Whe we walked out of the station it was a bright daylight and a white frost had appeared on the ground. The whole town seemed clean and fresh and we shivered in the cold. It made me feel good. I decided that I was going to get away and do something with my life too and I told Andy what I was thinking. He said he’d been feeling the same. “We should try our hand in London,” he said and I said, “just pack our bags and go?” and he said, “Yeah!” and I agreed. We talked about it some more and then we thought about other places we could go, like Bristol. I said, “Our Tony might put us up for awhile”. We both had this strange determination as we crunched our way through the frost with our hands in our pockets and our breath turned to mist, soaking in the bright, cold sunshine that filed us with warmth inside.

We reached the bus-stops and waited awhile talking about what things we could do  and then my bus arrived first. I said a quick goodbye and told Andy I’d call him during the week to sort out some arrangements. On the way home all sorts of exciting ideas kept racing through my head, things I couldn’t wait to share with Andy.

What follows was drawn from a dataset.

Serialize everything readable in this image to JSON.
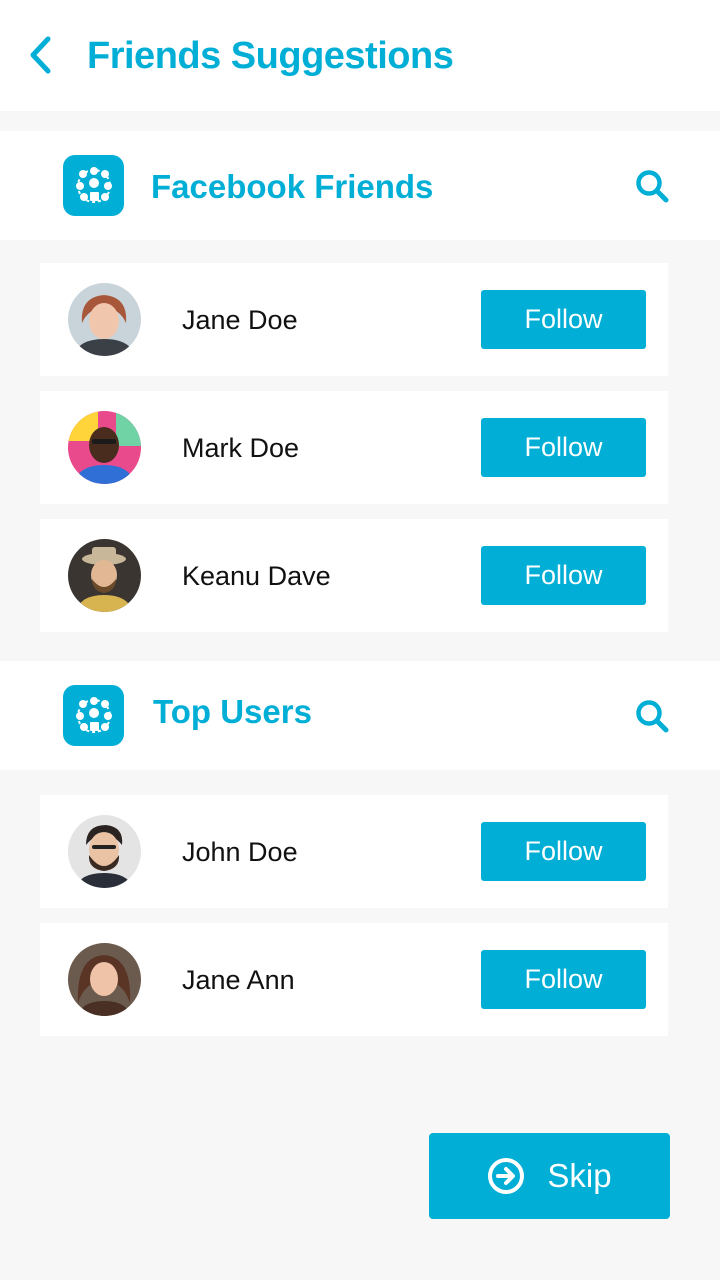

As I walked up our road the frost had all melted away and the ground was wet and dull and my heart sank when I thought about what was going to face me when I walked in the house. I was beginning to feel very tired again. It came over me all of a sudden and my legs felt like lead. By the time I reached the door all my energy had drained away and it was all I could do to keep my eyes open. My mum came out of the living-room when she heard the front door open. She had a big scowl on her face but she never said anything and neither did I. Without even thinking, I just slopped up the stairs and into my bedroom. I dragged my clothes off and fell into bed.

Just before i dropped off to sleep I caught a glimpse of the small change that had fallen out of my trouser pockets onto the floor. It was all I had left of my wages. Two nights out on the run and taxis everywhere had skint me for the month. By Tuesday I wouldn’t even have the bus fare to get me to work never London or Bristol. And how would I keep myself even if I did get there. But I was just too dog tired to even feel depressed anymore and I drifted away. It was three o’clock in the afternoon when I got up and came down the stairs to face the music.